Directions: Please count the lines in the records below that include the word "Data" and report only the total.
[Input records]
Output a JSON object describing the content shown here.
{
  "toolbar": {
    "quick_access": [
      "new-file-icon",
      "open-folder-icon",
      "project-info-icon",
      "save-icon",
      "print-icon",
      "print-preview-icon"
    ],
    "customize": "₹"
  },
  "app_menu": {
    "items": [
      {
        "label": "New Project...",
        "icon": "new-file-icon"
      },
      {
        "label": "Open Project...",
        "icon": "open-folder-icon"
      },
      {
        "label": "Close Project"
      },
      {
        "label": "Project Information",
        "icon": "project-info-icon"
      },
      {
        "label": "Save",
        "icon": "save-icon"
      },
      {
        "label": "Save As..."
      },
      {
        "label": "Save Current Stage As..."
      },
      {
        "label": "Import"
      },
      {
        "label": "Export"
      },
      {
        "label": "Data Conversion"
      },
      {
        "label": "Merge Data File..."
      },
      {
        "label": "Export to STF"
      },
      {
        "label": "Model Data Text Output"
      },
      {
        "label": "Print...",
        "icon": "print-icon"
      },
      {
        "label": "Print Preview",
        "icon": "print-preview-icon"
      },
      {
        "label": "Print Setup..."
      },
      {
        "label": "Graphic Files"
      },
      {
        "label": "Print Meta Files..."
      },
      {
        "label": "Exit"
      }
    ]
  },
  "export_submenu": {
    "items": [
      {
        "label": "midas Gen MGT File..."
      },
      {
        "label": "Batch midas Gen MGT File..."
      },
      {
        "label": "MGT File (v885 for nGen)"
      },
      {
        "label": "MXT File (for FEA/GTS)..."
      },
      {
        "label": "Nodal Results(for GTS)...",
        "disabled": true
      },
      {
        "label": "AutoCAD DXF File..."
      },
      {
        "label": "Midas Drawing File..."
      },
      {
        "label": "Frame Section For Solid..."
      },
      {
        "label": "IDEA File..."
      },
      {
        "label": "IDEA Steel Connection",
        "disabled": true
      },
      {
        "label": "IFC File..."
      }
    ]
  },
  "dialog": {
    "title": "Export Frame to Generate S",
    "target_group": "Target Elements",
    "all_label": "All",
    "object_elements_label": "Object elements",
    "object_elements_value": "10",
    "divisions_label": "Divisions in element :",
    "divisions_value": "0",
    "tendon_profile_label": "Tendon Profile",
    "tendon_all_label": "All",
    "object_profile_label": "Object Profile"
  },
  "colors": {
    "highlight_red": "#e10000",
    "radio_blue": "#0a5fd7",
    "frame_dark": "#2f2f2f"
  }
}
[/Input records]
Result: 3